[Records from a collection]
____

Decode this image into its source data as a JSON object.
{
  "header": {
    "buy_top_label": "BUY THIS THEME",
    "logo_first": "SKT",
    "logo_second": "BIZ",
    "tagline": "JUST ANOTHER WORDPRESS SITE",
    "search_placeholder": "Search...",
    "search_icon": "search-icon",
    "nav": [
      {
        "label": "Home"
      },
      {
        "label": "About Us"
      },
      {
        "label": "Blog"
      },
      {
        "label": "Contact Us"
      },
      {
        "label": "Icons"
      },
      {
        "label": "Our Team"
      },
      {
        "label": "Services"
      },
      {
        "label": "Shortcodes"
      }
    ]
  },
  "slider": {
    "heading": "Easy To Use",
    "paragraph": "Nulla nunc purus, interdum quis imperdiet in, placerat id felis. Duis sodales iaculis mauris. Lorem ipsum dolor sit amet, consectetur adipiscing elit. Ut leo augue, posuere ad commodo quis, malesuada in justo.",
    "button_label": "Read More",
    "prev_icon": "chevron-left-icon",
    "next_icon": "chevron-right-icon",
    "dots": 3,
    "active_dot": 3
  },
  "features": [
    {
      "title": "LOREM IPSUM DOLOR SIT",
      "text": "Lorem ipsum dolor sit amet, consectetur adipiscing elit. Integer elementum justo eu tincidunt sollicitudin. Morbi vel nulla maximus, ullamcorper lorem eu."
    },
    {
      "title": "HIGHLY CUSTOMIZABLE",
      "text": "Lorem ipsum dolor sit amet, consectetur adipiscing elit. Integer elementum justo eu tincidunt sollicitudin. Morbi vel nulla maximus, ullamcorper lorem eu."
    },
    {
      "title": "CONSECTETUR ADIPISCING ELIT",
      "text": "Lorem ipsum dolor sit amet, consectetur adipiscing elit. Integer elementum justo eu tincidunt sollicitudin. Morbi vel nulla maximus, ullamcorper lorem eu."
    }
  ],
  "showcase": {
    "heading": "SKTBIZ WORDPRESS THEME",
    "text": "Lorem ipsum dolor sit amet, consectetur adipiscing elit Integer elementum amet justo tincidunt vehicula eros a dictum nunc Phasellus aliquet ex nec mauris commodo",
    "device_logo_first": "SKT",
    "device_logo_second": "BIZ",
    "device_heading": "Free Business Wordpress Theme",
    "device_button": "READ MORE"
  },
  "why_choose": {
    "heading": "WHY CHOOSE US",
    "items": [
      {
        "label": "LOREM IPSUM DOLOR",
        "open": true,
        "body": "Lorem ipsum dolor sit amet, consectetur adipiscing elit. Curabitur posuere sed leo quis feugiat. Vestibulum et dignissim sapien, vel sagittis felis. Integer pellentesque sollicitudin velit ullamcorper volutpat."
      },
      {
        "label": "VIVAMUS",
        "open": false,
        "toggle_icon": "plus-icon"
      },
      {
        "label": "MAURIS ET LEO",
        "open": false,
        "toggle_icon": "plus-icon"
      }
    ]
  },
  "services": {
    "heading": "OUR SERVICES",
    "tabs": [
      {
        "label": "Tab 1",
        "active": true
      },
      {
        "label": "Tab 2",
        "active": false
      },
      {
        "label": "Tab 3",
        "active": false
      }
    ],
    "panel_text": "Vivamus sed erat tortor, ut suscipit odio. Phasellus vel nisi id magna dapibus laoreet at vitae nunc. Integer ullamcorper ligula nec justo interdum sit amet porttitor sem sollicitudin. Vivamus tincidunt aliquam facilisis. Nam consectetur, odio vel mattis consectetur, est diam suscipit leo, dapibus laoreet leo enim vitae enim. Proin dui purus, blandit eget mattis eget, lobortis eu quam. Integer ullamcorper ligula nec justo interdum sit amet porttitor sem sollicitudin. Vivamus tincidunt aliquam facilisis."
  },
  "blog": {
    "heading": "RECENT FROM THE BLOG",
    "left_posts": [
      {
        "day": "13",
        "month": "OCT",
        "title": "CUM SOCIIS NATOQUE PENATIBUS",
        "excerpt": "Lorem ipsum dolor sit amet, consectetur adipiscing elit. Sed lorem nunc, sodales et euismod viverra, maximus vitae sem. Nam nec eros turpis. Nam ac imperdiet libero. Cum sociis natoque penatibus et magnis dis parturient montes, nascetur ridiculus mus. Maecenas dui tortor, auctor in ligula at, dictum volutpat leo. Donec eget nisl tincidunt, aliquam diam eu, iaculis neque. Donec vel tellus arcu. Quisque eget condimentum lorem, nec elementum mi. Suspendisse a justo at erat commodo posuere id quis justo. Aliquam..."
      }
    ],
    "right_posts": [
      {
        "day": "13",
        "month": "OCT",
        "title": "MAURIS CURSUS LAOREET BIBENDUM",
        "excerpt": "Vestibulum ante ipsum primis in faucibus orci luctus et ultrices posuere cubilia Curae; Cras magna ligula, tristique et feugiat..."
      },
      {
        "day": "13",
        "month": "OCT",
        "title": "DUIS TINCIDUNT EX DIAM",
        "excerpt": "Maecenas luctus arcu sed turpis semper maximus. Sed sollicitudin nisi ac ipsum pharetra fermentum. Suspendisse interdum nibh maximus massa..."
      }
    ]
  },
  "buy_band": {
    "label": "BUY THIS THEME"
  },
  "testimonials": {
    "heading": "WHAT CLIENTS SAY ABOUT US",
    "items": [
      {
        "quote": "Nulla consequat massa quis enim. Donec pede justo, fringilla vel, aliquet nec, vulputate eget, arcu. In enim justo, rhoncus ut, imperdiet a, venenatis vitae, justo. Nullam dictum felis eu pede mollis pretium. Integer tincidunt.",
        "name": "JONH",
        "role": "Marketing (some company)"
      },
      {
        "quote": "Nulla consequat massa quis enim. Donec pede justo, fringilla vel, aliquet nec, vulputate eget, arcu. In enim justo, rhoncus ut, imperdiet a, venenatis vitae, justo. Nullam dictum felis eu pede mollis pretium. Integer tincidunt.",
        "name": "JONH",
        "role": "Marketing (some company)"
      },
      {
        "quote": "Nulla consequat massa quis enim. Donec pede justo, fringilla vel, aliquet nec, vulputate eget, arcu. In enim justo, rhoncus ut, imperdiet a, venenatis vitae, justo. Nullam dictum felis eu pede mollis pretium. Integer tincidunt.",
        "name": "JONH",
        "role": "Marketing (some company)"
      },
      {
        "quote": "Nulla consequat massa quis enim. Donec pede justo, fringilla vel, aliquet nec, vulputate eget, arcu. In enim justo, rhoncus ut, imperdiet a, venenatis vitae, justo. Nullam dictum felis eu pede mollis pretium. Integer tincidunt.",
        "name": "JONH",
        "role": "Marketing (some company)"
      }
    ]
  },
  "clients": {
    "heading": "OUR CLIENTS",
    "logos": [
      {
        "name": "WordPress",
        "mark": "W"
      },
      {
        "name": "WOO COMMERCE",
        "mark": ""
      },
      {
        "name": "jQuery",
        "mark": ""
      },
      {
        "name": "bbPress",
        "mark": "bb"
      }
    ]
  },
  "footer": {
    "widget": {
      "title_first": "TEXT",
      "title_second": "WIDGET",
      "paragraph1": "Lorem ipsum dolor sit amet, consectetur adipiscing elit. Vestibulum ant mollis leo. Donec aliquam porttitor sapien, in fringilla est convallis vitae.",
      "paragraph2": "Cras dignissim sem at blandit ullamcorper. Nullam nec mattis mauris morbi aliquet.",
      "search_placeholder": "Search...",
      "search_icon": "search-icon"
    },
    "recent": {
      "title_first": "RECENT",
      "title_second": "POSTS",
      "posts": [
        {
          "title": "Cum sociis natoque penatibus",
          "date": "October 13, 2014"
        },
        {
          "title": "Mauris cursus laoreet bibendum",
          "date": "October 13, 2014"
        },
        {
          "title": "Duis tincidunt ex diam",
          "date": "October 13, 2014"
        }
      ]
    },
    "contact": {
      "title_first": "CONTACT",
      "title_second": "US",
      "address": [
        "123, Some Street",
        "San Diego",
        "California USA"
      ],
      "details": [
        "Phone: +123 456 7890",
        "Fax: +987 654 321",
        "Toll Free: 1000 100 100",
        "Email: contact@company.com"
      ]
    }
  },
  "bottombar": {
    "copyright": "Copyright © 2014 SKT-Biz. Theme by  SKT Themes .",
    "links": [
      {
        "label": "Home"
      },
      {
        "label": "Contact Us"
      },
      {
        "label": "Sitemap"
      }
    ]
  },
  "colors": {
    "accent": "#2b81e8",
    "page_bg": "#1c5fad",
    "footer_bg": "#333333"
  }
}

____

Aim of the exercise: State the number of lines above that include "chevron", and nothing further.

Task output: 2